### Provided records ###

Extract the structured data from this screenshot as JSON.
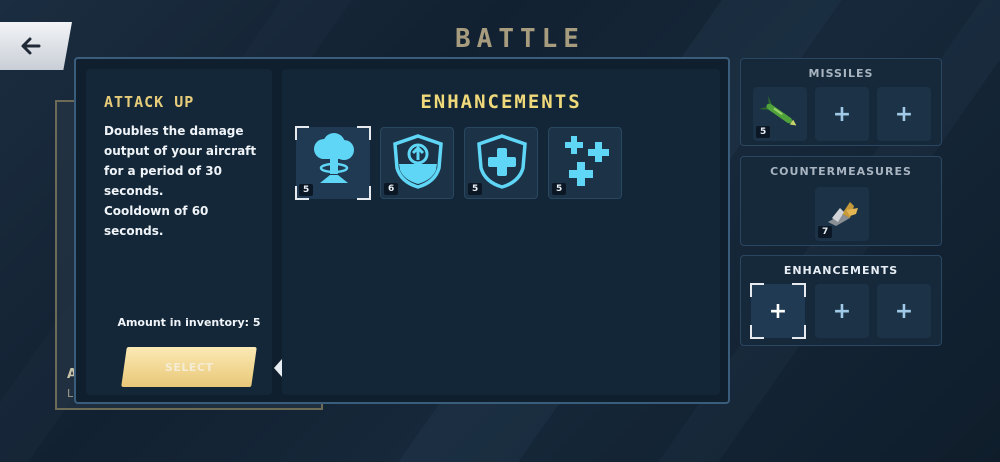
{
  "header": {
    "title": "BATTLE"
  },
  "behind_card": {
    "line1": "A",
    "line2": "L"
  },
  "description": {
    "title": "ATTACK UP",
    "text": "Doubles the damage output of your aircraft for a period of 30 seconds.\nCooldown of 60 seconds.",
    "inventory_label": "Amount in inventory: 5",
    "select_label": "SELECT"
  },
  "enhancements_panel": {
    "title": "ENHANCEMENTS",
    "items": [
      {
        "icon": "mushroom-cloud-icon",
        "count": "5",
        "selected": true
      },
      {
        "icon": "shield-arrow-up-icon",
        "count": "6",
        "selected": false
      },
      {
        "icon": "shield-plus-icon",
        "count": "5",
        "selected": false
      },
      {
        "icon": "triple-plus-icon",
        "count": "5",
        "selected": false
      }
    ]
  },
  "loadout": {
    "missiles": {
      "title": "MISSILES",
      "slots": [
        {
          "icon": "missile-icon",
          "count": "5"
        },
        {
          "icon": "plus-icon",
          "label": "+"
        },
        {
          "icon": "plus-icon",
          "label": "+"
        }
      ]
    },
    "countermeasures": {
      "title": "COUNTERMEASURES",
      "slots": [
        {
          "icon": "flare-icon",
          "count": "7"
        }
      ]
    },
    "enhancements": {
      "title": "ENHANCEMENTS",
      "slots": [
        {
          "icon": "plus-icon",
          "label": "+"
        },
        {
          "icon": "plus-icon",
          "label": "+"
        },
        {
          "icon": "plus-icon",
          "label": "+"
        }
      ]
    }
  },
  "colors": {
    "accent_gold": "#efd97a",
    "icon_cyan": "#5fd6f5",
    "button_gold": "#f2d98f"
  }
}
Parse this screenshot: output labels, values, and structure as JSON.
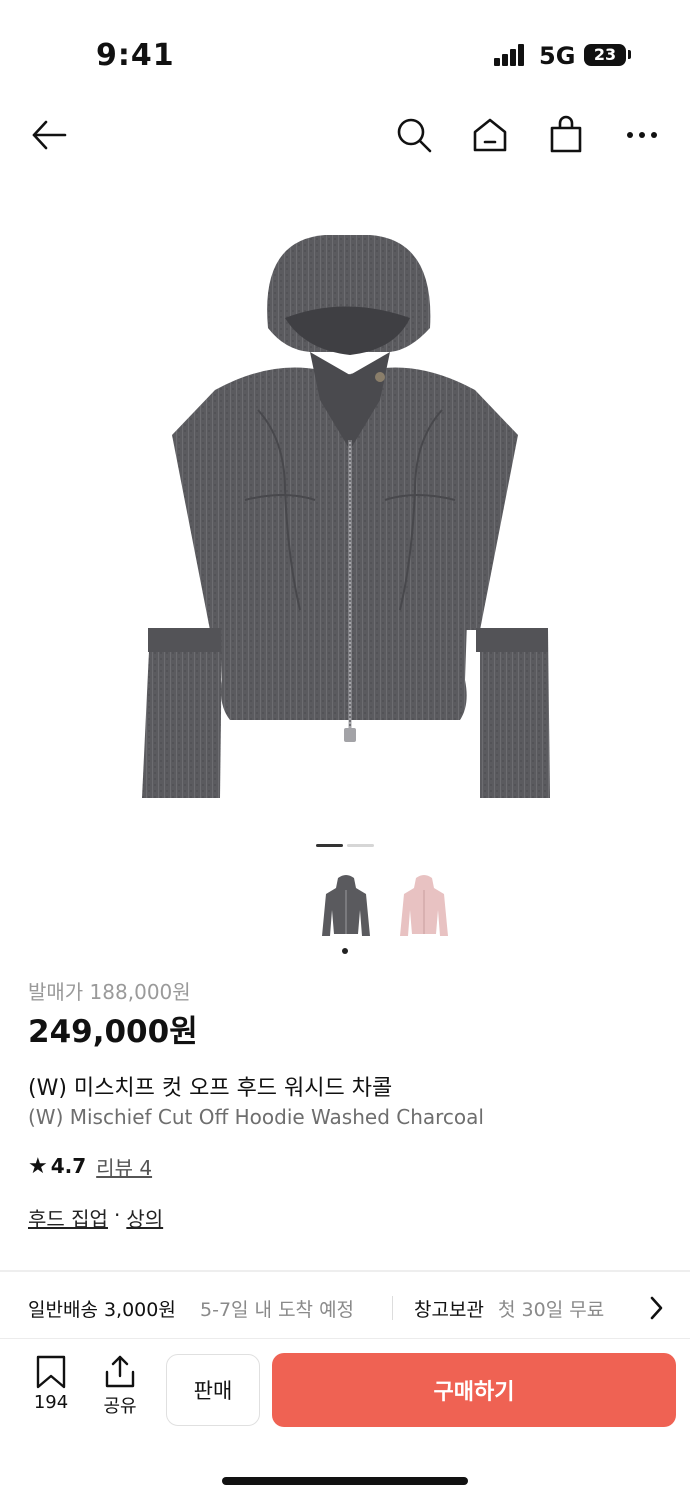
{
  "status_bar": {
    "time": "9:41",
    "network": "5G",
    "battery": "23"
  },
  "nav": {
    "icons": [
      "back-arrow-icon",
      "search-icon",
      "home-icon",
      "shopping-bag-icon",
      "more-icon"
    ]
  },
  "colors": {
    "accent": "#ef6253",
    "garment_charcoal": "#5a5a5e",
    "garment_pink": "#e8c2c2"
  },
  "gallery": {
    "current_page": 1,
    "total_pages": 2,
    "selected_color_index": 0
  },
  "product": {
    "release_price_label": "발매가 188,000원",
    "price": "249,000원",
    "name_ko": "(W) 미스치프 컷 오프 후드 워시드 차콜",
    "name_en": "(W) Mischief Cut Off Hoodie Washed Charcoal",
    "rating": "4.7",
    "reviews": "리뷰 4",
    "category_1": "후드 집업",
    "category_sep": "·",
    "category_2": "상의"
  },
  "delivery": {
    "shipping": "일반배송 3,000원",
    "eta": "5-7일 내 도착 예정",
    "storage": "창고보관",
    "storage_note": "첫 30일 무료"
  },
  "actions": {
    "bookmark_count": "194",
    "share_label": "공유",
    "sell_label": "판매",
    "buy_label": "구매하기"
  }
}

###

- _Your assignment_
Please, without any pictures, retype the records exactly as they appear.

- _Solution to this exercise_
Extract the structured data from this screenshot as JSON.
{
  "header": {
    "title": "BATTLE"
  },
  "behind_card": {
    "line1": "A",
    "line2": "L"
  },
  "description": {
    "title": "ATTACK UP",
    "text": "Doubles the damage output of your aircraft for a period of 30 seconds.\nCooldown of 60 seconds.",
    "inventory_label": "Amount in inventory: 5",
    "select_label": "SELECT"
  },
  "enhancements_panel": {
    "title": "ENHANCEMENTS",
    "items": [
      {
        "icon": "mushroom-cloud-icon",
        "count": "5",
        "selected": true
      },
      {
        "icon": "shield-arrow-up-icon",
        "count": "6",
        "selected": false
      },
      {
        "icon": "shield-plus-icon",
        "count": "5",
        "selected": false
      },
      {
        "icon": "triple-plus-icon",
        "count": "5",
        "selected": false
      }
    ]
  },
  "loadout": {
    "missiles": {
      "title": "MISSILES",
      "slots": [
        {
          "icon": "missile-icon",
          "count": "5"
        },
        {
          "icon": "plus-icon",
          "label": "+"
        },
        {
          "icon": "plus-icon",
          "label": "+"
        }
      ]
    },
    "countermeasures": {
      "title": "COUNTERMEASURES",
      "slots": [
        {
          "icon": "flare-icon",
          "count": "7"
        }
      ]
    },
    "enhancements": {
      "title": "ENHANCEMENTS",
      "slots": [
        {
          "icon": "plus-icon",
          "label": "+"
        },
        {
          "icon": "plus-icon",
          "label": "+"
        },
        {
          "icon": "plus-icon",
          "label": "+"
        }
      ]
    }
  },
  "colors": {
    "accent_gold": "#efd97a",
    "icon_cyan": "#5fd6f5",
    "button_gold": "#f2d98f"
  }
}
Parse this screenshot: output labels, values, and structure as JSON.
{
  "status_bar": {
    "time": "9:41",
    "network": "5G",
    "battery": "23"
  },
  "nav": {
    "icons": [
      "back-arrow-icon",
      "search-icon",
      "home-icon",
      "shopping-bag-icon",
      "more-icon"
    ]
  },
  "colors": {
    "accent": "#ef6253",
    "garment_charcoal": "#5a5a5e",
    "garment_pink": "#e8c2c2"
  },
  "gallery": {
    "current_page": 1,
    "total_pages": 2,
    "selected_color_index": 0
  },
  "product": {
    "release_price_label": "발매가 188,000원",
    "price": "249,000원",
    "name_ko": "(W) 미스치프 컷 오프 후드 워시드 차콜",
    "name_en": "(W) Mischief Cut Off Hoodie Washed Charcoal",
    "rating": "4.7",
    "reviews": "리뷰 4",
    "category_1": "후드 집업",
    "category_sep": "·",
    "category_2": "상의"
  },
  "delivery": {
    "shipping": "일반배송 3,000원",
    "eta": "5-7일 내 도착 예정",
    "storage": "창고보관",
    "storage_note": "첫 30일 무료"
  },
  "actions": {
    "bookmark_count": "194",
    "share_label": "공유",
    "sell_label": "판매",
    "buy_label": "구매하기"
  }
}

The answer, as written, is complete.